Juliet Aubrey defends her much-hated character: “I really identify with her. Her main driving force is that human beings are destroying the planet – that’s how I feel. I’m pretty good at making sure everyone turns lights off around the house but I don’t take it as far as she does – I don’t believe that if you don’t recycle you deserve to die! But she’s an eco warrior and intent on saving the planet – she’s a good role model in that sense.” (Digital Spy)
Don’t mention Ralph Fiennes if you’re interviewing Francesca Annis.(Telegraph)
Simon Channing Williams, long-time producer of Mike Leigh films, has died at 63 after a long battle with cancer.(Guardian)
British writer/comedian Armando Iannucci, director of In the Loop, discusses how he infiltrated the U.S. State Department: “We got into the State Department using this BBC pass. I mean, this pass barely gets you into the BBC. [Editor note: I can vouch for the truth in that.] We’d been told to up to reception and say: ‘BBC, I’m here for the 12:30.’ And we got in. There we were, wandering around the State Department. We took our phones out and started taking photographs so the set designers would have something useful. A part of me thought, this is fun. A part of me thought, this is international espionage, so it might carry a 20-year penalty. A big guy came up to us and said, [menacing voice] ”Scuse me?’ And we said ‘We’re here for the 12:30.'”
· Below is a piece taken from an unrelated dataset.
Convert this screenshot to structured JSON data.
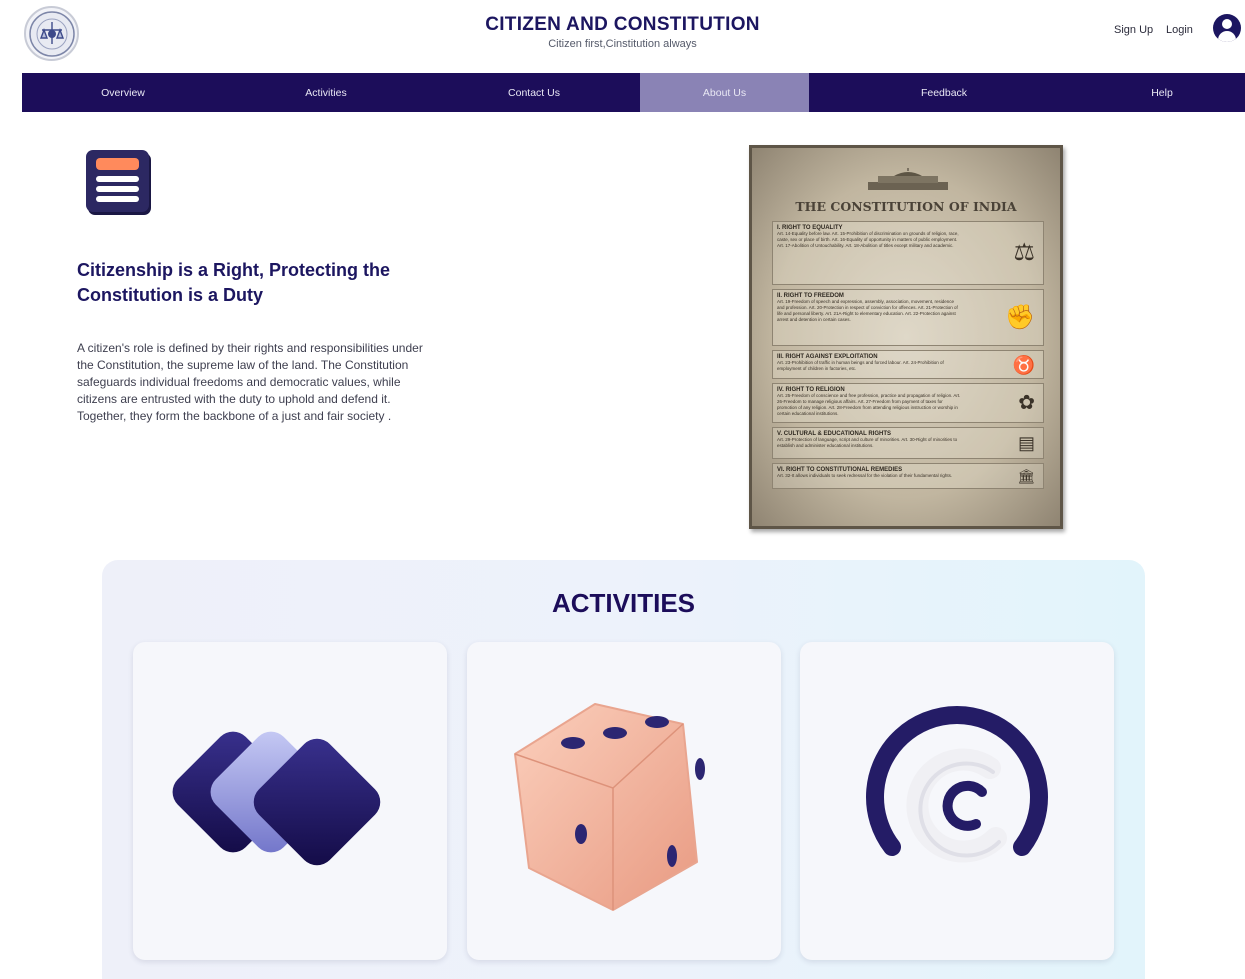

Kevin Wicks founded BBCAmerica.com's Anglophenia blog back in 2005 and has been translating British culture for an American audience ever since. While not British himself—he was born and raised in St. Louis, Missouri—he once received inordinate hospitality in London for sharing the name of a dead but beloved EastEnders character. His Anglophilia stems from a high school love of Morrissey, whom he calls his "gateway drug" into British culture.